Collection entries
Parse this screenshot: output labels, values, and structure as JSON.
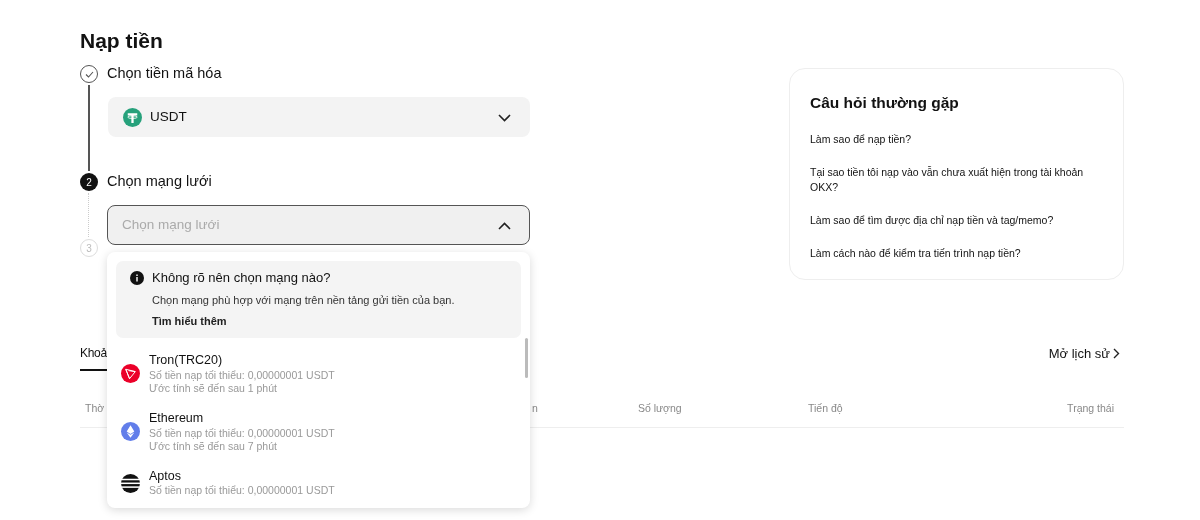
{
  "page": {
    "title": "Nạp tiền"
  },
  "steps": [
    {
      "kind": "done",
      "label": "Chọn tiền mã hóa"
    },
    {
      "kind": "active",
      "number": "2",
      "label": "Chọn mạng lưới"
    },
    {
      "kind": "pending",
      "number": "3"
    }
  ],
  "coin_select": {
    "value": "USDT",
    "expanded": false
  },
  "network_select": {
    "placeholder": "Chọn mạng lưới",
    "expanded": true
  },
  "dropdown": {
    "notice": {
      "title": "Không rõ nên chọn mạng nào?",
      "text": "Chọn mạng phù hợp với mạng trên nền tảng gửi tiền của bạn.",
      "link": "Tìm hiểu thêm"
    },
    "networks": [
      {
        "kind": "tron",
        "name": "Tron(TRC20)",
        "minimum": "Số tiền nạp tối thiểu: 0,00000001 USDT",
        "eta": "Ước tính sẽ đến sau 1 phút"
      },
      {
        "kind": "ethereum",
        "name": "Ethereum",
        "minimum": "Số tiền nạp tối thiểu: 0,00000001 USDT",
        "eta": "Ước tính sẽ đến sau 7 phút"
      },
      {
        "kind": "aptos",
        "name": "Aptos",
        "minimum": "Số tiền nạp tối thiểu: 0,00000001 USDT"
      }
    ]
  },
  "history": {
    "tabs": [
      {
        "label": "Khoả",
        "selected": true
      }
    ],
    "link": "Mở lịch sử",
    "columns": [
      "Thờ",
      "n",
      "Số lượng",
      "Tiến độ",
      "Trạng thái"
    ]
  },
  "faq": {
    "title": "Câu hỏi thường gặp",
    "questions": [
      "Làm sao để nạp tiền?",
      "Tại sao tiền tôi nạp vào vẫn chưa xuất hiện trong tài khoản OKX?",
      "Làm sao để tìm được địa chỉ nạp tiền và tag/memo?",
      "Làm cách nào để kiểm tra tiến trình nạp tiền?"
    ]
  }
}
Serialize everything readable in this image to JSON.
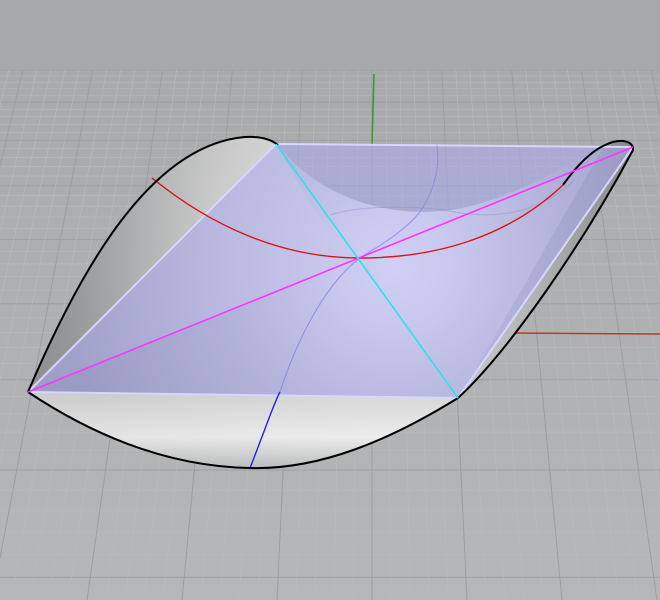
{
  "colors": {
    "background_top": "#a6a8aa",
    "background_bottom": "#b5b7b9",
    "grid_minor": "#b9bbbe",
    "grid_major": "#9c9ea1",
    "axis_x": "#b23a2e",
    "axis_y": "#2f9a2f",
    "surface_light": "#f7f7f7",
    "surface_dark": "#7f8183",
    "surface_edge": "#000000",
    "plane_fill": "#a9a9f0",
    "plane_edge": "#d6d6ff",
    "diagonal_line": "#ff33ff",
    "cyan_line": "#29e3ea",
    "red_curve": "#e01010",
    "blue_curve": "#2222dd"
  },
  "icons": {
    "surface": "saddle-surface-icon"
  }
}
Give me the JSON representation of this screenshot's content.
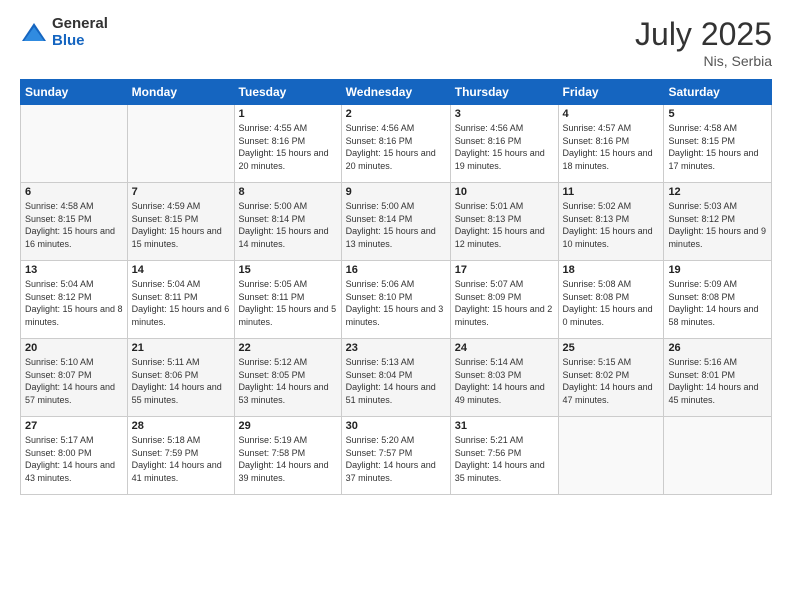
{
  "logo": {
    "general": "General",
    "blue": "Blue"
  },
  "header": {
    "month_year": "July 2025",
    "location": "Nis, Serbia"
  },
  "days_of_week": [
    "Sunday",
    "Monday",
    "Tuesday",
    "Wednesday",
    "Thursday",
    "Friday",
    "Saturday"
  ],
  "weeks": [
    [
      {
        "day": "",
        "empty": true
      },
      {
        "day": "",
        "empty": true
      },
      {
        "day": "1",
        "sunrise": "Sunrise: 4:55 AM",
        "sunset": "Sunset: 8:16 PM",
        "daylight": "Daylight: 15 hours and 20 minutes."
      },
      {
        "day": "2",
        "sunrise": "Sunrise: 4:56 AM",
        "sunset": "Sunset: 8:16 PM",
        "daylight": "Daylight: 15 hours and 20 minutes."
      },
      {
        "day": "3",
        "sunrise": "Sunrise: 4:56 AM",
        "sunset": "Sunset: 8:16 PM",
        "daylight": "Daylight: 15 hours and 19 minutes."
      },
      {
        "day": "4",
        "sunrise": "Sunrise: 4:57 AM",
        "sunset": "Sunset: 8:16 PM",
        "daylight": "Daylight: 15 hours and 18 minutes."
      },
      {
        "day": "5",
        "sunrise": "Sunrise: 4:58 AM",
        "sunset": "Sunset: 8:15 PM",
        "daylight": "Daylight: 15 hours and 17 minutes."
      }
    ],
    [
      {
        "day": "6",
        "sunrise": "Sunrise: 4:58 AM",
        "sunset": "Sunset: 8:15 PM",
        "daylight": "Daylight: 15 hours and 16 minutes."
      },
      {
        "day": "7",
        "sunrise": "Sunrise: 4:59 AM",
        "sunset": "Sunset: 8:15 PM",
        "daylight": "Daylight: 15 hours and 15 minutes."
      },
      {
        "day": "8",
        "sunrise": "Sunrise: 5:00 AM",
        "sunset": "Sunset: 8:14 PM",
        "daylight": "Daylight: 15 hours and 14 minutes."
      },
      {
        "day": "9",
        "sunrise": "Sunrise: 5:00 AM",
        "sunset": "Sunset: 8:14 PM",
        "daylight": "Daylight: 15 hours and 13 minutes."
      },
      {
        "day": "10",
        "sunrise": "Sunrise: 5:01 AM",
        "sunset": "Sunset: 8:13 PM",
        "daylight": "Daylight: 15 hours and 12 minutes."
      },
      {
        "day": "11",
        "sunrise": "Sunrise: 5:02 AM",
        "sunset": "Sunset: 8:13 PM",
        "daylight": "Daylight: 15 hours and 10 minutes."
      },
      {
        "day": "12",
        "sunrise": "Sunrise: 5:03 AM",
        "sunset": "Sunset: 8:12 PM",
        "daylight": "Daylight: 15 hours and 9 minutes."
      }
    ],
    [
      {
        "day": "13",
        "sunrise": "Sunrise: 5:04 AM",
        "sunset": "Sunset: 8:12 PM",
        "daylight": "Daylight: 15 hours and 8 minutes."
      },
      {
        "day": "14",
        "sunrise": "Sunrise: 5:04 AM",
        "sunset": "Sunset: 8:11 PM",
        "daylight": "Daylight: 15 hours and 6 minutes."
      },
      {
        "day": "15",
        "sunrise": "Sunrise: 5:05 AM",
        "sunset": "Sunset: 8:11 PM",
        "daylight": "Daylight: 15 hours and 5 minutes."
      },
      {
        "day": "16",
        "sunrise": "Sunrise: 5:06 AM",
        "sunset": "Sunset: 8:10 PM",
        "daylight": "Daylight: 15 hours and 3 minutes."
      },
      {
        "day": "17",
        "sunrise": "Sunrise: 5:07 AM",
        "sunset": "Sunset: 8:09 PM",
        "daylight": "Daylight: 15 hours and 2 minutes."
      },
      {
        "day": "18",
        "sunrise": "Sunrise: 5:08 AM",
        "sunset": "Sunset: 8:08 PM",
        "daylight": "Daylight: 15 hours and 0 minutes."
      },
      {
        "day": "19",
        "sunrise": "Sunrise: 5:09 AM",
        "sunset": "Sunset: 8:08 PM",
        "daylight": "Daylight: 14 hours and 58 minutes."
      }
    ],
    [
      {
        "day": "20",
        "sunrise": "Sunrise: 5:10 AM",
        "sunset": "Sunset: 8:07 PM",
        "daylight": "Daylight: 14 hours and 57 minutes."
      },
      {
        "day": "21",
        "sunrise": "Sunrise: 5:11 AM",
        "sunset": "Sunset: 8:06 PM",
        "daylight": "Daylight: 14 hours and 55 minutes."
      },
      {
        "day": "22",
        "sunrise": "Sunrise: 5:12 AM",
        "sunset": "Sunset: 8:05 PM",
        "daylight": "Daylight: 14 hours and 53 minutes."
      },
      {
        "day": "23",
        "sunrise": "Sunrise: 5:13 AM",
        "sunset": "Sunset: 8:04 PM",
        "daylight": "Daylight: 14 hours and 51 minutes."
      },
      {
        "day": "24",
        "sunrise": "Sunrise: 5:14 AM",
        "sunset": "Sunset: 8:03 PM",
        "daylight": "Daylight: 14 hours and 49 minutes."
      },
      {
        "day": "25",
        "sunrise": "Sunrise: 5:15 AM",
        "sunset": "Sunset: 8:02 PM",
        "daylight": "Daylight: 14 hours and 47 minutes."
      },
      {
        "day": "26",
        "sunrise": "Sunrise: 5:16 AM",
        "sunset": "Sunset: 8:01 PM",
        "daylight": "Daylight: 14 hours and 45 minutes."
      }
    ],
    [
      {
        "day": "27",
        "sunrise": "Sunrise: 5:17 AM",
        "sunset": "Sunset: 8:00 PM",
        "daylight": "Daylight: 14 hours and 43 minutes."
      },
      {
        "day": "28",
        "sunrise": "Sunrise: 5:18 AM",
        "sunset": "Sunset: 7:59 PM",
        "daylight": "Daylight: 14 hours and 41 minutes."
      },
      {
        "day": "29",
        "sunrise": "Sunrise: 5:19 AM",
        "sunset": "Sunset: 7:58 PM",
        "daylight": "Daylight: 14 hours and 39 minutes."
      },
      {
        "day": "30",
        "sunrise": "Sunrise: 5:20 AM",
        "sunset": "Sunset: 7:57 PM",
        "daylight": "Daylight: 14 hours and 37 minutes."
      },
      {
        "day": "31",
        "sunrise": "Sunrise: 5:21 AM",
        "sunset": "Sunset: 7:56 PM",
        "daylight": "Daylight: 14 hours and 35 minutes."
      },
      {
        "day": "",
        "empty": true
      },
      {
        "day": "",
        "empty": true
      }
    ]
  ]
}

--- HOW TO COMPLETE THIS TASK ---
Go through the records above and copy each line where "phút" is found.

--- WRITTEN RESPONSE ---
        "eta": "Ước tính sẽ đến sau 1 phút"
        "eta": "Ước tính sẽ đến sau 7 phút"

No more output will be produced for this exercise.